What needs to be done
Locate and copy each line in the data that contains the word "name".

Source data
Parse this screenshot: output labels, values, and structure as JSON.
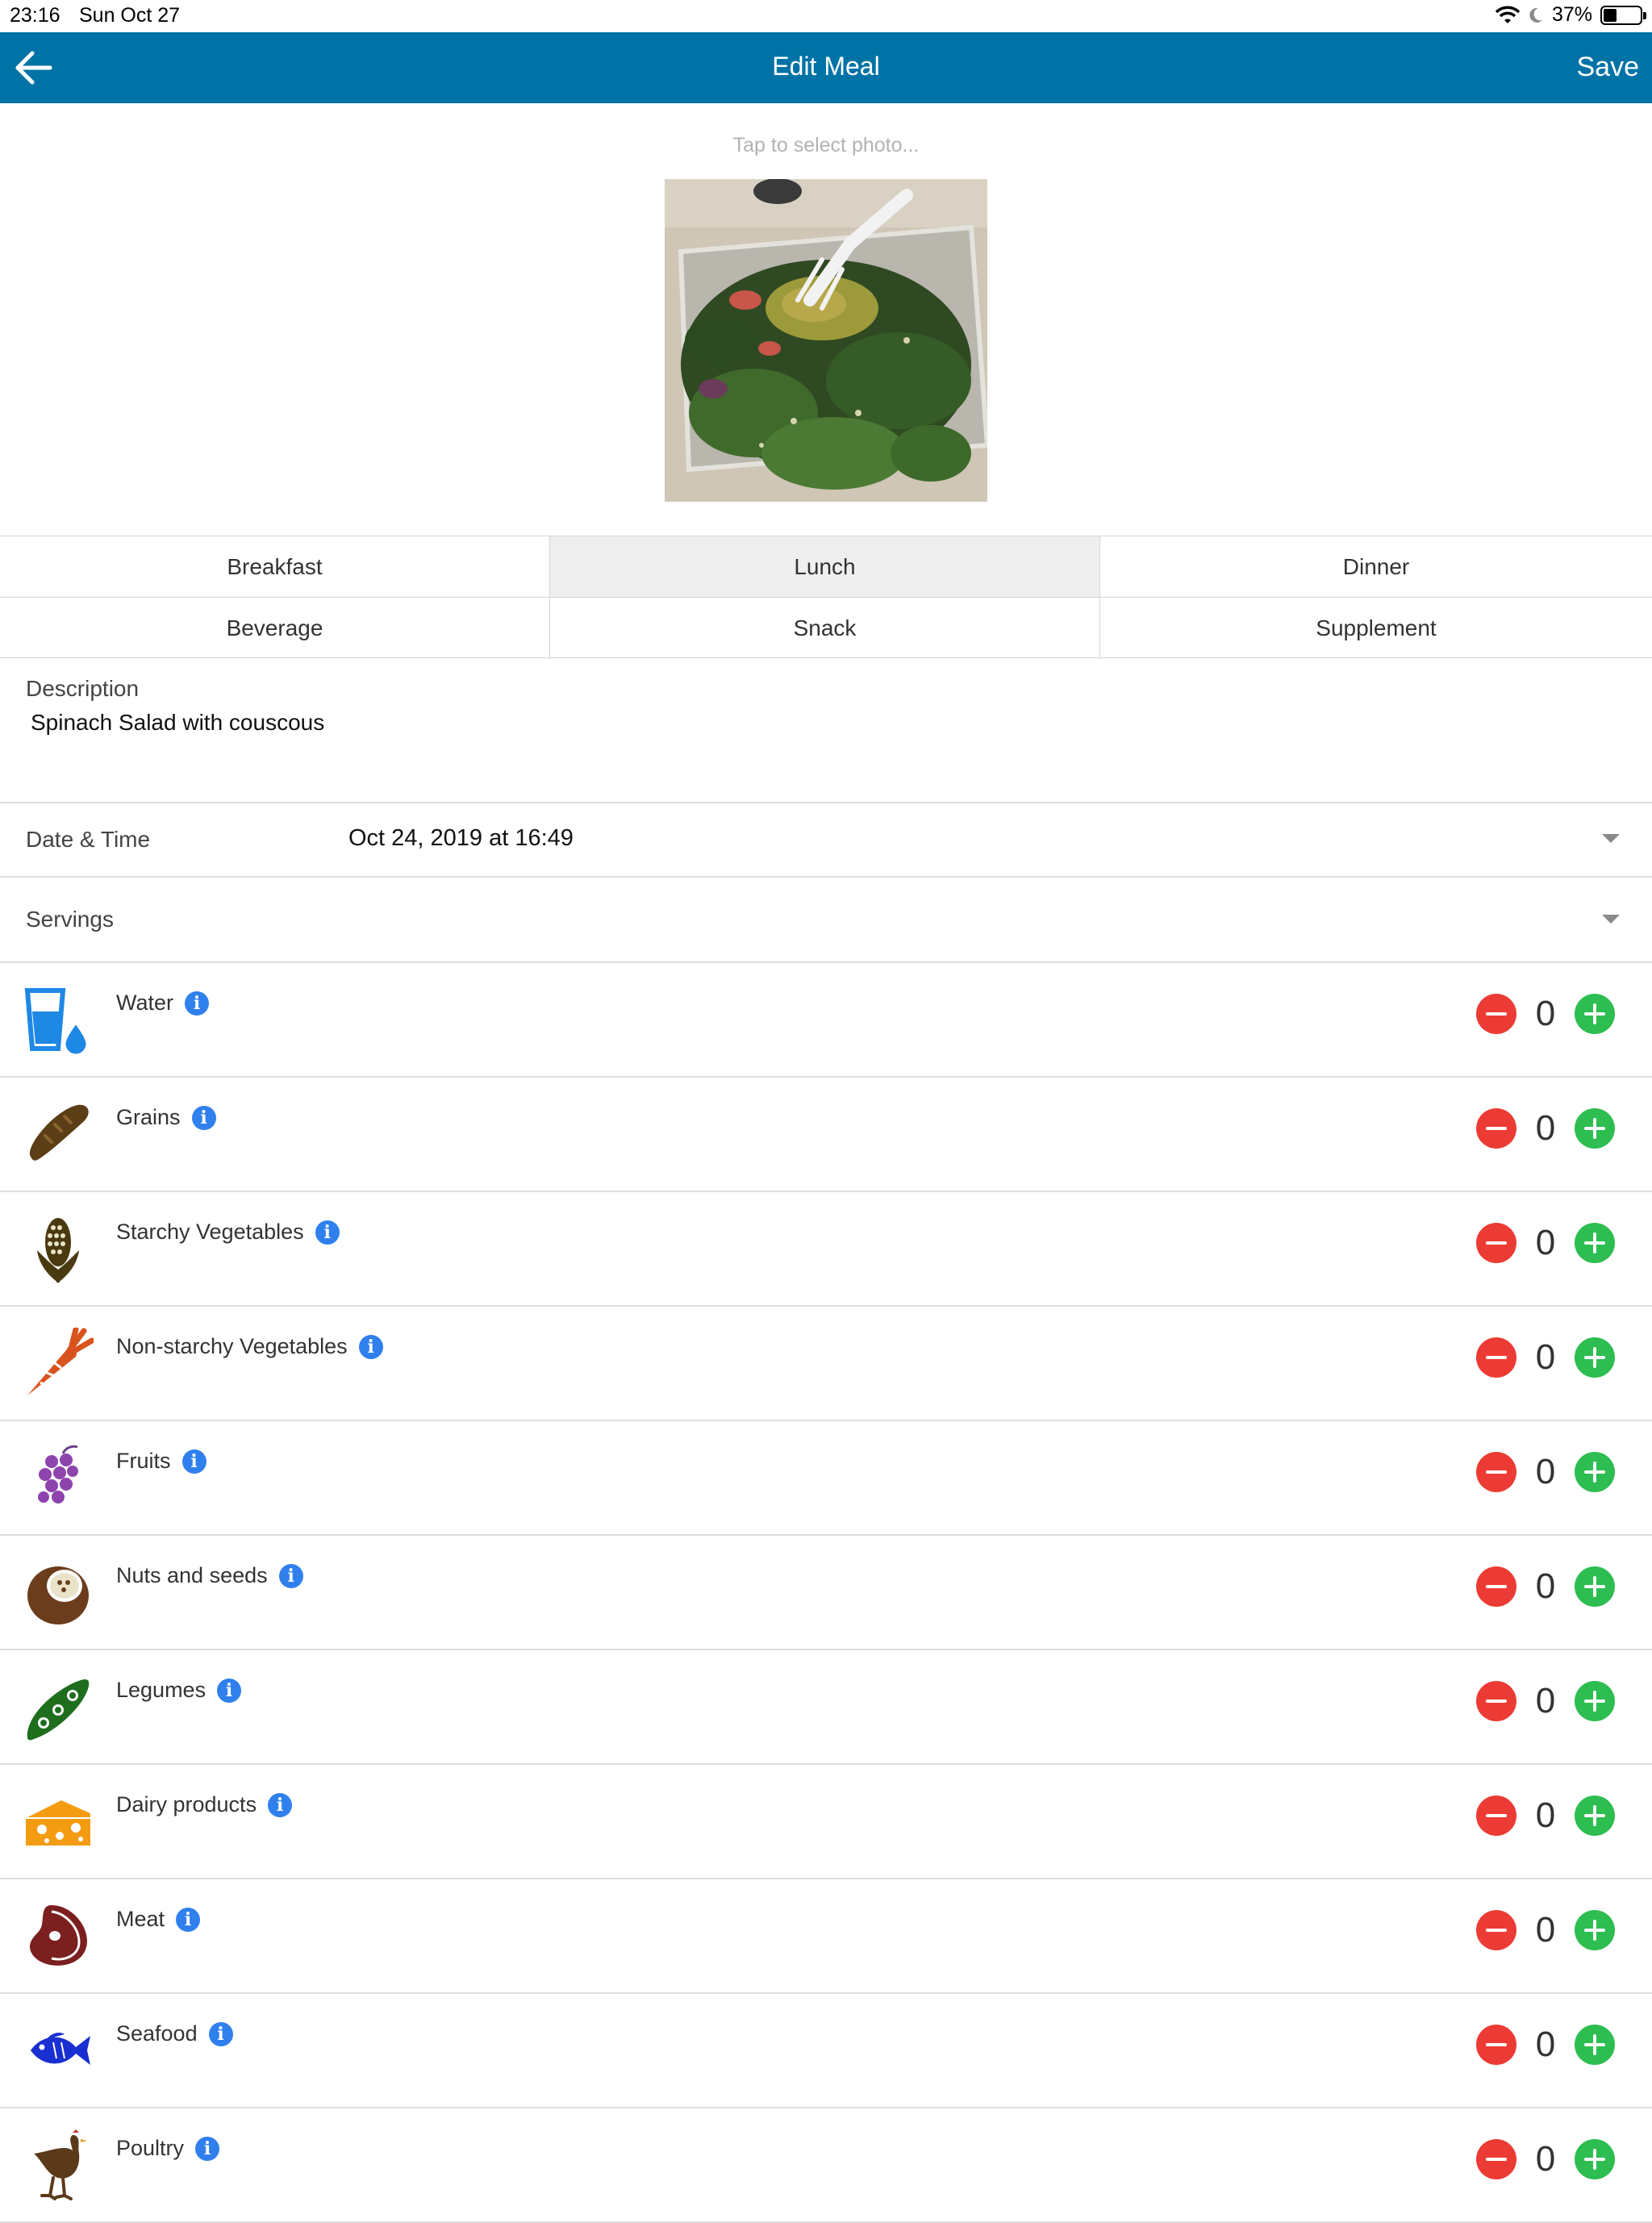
{
  "status": {
    "time": "23:16",
    "date": "Sun Oct 27",
    "battery": "37%",
    "battery_level": 0.37
  },
  "nav": {
    "title": "Edit Meal",
    "save_label": "Save"
  },
  "photo": {
    "hint": "Tap to select photo..."
  },
  "meal_types": [
    {
      "label": "Breakfast",
      "selected": false
    },
    {
      "label": "Lunch",
      "selected": true
    },
    {
      "label": "Dinner",
      "selected": false
    },
    {
      "label": "Beverage",
      "selected": false
    },
    {
      "label": "Snack",
      "selected": false
    },
    {
      "label": "Supplement",
      "selected": false
    }
  ],
  "description": {
    "label": "Description",
    "value": "Spinach Salad with couscous"
  },
  "datetime": {
    "label": "Date & Time",
    "value": "Oct 24, 2019 at 16:49"
  },
  "servings": {
    "label": "Servings",
    "items": [
      {
        "name": "Water",
        "count": "0",
        "icon": "water-glass-icon"
      },
      {
        "name": "Grains",
        "count": "0",
        "icon": "bread-icon"
      },
      {
        "name": "Starchy Vegetables",
        "count": "0",
        "icon": "corn-icon"
      },
      {
        "name": "Non-starchy Vegetables",
        "count": "0",
        "icon": "carrot-icon"
      },
      {
        "name": "Fruits",
        "count": "0",
        "icon": "grapes-icon"
      },
      {
        "name": "Nuts and seeds",
        "count": "0",
        "icon": "coconut-icon"
      },
      {
        "name": "Legumes",
        "count": "0",
        "icon": "pea-pod-icon"
      },
      {
        "name": "Dairy products",
        "count": "0",
        "icon": "cheese-icon"
      },
      {
        "name": "Meat",
        "count": "0",
        "icon": "steak-icon"
      },
      {
        "name": "Seafood",
        "count": "0",
        "icon": "fish-icon"
      },
      {
        "name": "Poultry",
        "count": "0",
        "icon": "chicken-icon"
      }
    ]
  },
  "colors": {
    "nav_bar": "#0073a6",
    "minus": "#ec3b34",
    "plus": "#2dbd50",
    "info": "#2f80ed",
    "selected_meal_bg": "#efefef"
  }
}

Written answer
        "name": "Water",
        "name": "Grains",
        "name": "Starchy Vegetables",
        "name": "Non-starchy Vegetables",
        "name": "Fruits",
        "name": "Nuts and seeds",
        "name": "Legumes",
        "name": "Dairy products",
        "name": "Meat",
        "name": "Seafood",
        "name": "Poultry",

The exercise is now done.